▶ _WHAT IS NEEDED_
Throughout the entries below, report every line where "Definition" is found.

▶ _LISTED ENTRIES_
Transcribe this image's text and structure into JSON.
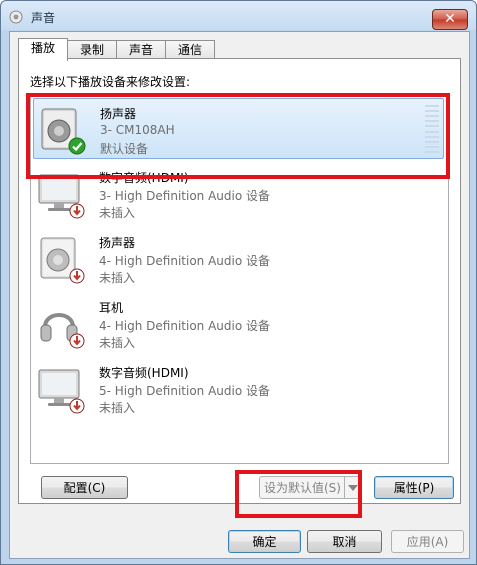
{
  "window": {
    "title": "声音",
    "close_glyph": "✕"
  },
  "tabs": [
    {
      "label": "播放"
    },
    {
      "label": "录制"
    },
    {
      "label": "声音"
    },
    {
      "label": "通信"
    }
  ],
  "instruction": "选择以下播放设备来修改设置:",
  "devices": [
    {
      "name": "扬声器",
      "desc": "3- CM108AH",
      "status": "默认设备",
      "icon": "speaker-icon",
      "badge": "default-check-icon"
    },
    {
      "name": "数字音频(HDMI)",
      "desc": "3- High Definition Audio 设备",
      "status": "未插入",
      "icon": "monitor-icon",
      "badge": "unplugged-icon"
    },
    {
      "name": "扬声器",
      "desc": "4- High Definition Audio 设备",
      "status": "未插入",
      "icon": "speaker-icon",
      "badge": "unplugged-icon"
    },
    {
      "name": "耳机",
      "desc": "4- High Definition Audio 设备",
      "status": "未插入",
      "icon": "headphones-icon",
      "badge": "unplugged-icon"
    },
    {
      "name": "数字音频(HDMI)",
      "desc": "5- High Definition Audio 设备",
      "status": "未插入",
      "icon": "monitor-icon",
      "badge": "unplugged-icon"
    }
  ],
  "buttons": {
    "configure": "配置(C)",
    "set_default": "设为默认值(S)",
    "properties": "属性(P)",
    "ok": "确定",
    "cancel": "取消",
    "apply": "应用(A)"
  },
  "colors": {
    "highlight": "#e1141c",
    "selection": "#cde4f8",
    "default_check": "#2fa12f",
    "unplugged": "#c0392b"
  }
}
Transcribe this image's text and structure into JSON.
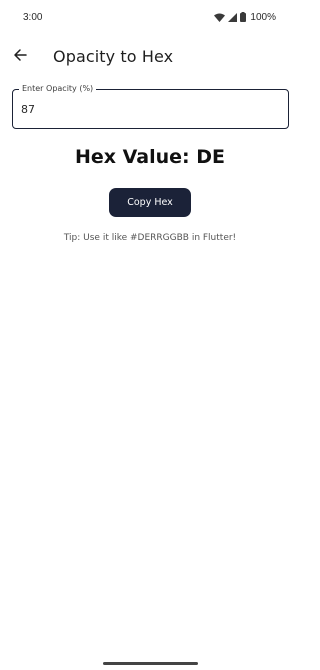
{
  "status_bar": {
    "time": "3:00",
    "battery": "100%",
    "icons": [
      "wifi-icon",
      "cellular-signal-icon",
      "battery-icon"
    ]
  },
  "app_bar": {
    "title": "Opacity to Hex",
    "back_icon": "arrow-left-icon"
  },
  "opacity_field": {
    "label": "Enter Opacity (%)",
    "value": "87"
  },
  "result": {
    "text": "Hex Value: DE"
  },
  "copy_button": {
    "label": "Copy Hex"
  },
  "tip": {
    "text": "Tip: Use it like #DERRGGBB in Flutter!"
  },
  "colors": {
    "primary": "#1b2238",
    "background": "#ffffff",
    "text": "#111111"
  }
}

▶ _ANSWER_
      "desc": "3- High Definition Audio 设备",
      "desc": "4- High Definition Audio 设备",
      "desc": "4- High Definition Audio 设备",
      "desc": "5- High Definition Audio 设备",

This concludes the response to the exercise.